DATA PROVIDED:
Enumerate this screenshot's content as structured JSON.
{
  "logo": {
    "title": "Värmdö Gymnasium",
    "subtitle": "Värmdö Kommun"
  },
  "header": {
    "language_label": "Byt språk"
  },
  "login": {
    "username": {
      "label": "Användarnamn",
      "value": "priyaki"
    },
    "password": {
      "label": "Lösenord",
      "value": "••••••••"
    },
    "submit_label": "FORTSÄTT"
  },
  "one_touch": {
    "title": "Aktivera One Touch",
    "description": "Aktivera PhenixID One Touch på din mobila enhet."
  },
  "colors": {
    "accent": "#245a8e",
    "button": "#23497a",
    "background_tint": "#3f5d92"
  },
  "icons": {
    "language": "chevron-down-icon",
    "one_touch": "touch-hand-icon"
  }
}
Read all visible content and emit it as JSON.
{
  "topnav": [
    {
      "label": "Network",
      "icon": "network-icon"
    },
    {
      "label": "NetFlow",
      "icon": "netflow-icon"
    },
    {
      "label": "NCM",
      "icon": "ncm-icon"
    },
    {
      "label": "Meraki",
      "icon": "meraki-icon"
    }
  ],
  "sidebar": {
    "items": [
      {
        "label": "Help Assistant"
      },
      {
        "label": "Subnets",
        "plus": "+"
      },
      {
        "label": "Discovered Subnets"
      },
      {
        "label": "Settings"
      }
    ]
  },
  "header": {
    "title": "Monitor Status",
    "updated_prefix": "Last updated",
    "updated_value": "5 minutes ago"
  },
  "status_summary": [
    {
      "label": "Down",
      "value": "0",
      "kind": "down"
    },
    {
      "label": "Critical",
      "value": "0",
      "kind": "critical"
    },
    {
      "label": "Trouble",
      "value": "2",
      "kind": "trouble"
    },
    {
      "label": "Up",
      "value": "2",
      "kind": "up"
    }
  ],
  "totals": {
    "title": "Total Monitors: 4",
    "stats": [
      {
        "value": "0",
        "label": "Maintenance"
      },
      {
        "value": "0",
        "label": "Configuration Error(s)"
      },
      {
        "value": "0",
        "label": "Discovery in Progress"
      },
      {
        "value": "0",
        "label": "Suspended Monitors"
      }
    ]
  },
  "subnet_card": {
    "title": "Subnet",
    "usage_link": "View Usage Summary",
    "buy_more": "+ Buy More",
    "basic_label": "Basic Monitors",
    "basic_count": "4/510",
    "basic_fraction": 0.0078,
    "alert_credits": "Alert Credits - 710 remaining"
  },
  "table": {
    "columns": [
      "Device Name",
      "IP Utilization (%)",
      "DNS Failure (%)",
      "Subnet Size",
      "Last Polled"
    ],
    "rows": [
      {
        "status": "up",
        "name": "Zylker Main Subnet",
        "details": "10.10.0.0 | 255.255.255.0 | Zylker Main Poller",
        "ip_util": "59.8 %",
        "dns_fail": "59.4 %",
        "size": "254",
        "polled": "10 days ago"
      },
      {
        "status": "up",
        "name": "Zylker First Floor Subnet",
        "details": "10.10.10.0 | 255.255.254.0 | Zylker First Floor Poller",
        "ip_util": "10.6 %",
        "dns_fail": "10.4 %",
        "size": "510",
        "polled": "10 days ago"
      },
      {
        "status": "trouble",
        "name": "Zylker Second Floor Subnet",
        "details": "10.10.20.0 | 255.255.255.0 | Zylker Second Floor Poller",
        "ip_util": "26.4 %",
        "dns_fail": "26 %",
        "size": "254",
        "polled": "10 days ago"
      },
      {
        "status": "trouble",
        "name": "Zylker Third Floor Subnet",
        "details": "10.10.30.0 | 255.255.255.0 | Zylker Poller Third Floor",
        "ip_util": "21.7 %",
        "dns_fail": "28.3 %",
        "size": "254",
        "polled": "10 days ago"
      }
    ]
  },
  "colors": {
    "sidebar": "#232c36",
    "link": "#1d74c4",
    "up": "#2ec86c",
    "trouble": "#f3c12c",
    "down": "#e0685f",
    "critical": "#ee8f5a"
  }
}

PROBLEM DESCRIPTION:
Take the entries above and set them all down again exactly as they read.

RESULT FOR THIS EXERCISE:
Enumerate this screenshot's content as structured JSON.
{
  "logo": {
    "title": "Värmdö Gymnasium",
    "subtitle": "Värmdö Kommun"
  },
  "header": {
    "language_label": "Byt språk"
  },
  "login": {
    "username": {
      "label": "Användarnamn",
      "value": "priyaki"
    },
    "password": {
      "label": "Lösenord",
      "value": "••••••••"
    },
    "submit_label": "FORTSÄTT"
  },
  "one_touch": {
    "title": "Aktivera One Touch",
    "description": "Aktivera PhenixID One Touch på din mobila enhet."
  },
  "colors": {
    "accent": "#245a8e",
    "button": "#23497a",
    "background_tint": "#3f5d92"
  },
  "icons": {
    "language": "chevron-down-icon",
    "one_touch": "touch-hand-icon"
  }
}
Read all visible content and emit it as JSON.
{
  "topnav": [
    {
      "label": "Network",
      "icon": "network-icon"
    },
    {
      "label": "NetFlow",
      "icon": "netflow-icon"
    },
    {
      "label": "NCM",
      "icon": "ncm-icon"
    },
    {
      "label": "Meraki",
      "icon": "meraki-icon"
    }
  ],
  "sidebar": {
    "items": [
      {
        "label": "Help Assistant"
      },
      {
        "label": "Subnets",
        "plus": "+"
      },
      {
        "label": "Discovered Subnets"
      },
      {
        "label": "Settings"
      }
    ]
  },
  "header": {
    "title": "Monitor Status",
    "updated_prefix": "Last updated",
    "updated_value": "5 minutes ago"
  },
  "status_summary": [
    {
      "label": "Down",
      "value": "0",
      "kind": "down"
    },
    {
      "label": "Critical",
      "value": "0",
      "kind": "critical"
    },
    {
      "label": "Trouble",
      "value": "2",
      "kind": "trouble"
    },
    {
      "label": "Up",
      "value": "2",
      "kind": "up"
    }
  ],
  "totals": {
    "title": "Total Monitors: 4",
    "stats": [
      {
        "value": "0",
        "label": "Maintenance"
      },
      {
        "value": "0",
        "label": "Configuration Error(s)"
      },
      {
        "value": "0",
        "label": "Discovery in Progress"
      },
      {
        "value": "0",
        "label": "Suspended Monitors"
      }
    ]
  },
  "subnet_card": {
    "title": "Subnet",
    "usage_link": "View Usage Summary",
    "buy_more": "+ Buy More",
    "basic_label": "Basic Monitors",
    "basic_count": "4/510",
    "basic_fraction": 0.0078,
    "alert_credits": "Alert Credits - 710 remaining"
  },
  "table": {
    "columns": [
      "Device Name",
      "IP Utilization (%)",
      "DNS Failure (%)",
      "Subnet Size",
      "Last Polled"
    ],
    "rows": [
      {
        "status": "up",
        "name": "Zylker Main Subnet",
        "details": "10.10.0.0 | 255.255.255.0 | Zylker Main Poller",
        "ip_util": "59.8 %",
        "dns_fail": "59.4 %",
        "size": "254",
        "polled": "10 days ago"
      },
      {
        "status": "up",
        "name": "Zylker First Floor Subnet",
        "details": "10.10.10.0 | 255.255.254.0 | Zylker First Floor Poller",
        "ip_util": "10.6 %",
        "dns_fail": "10.4 %",
        "size": "510",
        "polled": "10 days ago"
      },
      {
        "status": "trouble",
        "name": "Zylker Second Floor Subnet",
        "details": "10.10.20.0 | 255.255.255.0 | Zylker Second Floor Poller",
        "ip_util": "26.4 %",
        "dns_fail": "26 %",
        "size": "254",
        "polled": "10 days ago"
      },
      {
        "status": "trouble",
        "name": "Zylker Third Floor Subnet",
        "details": "10.10.30.0 | 255.255.255.0 | Zylker Poller Third Floor",
        "ip_util": "21.7 %",
        "dns_fail": "28.3 %",
        "size": "254",
        "polled": "10 days ago"
      }
    ]
  },
  "colors": {
    "sidebar": "#232c36",
    "link": "#1d74c4",
    "up": "#2ec86c",
    "trouble": "#f3c12c",
    "down": "#e0685f",
    "critical": "#ee8f5a"
  }
}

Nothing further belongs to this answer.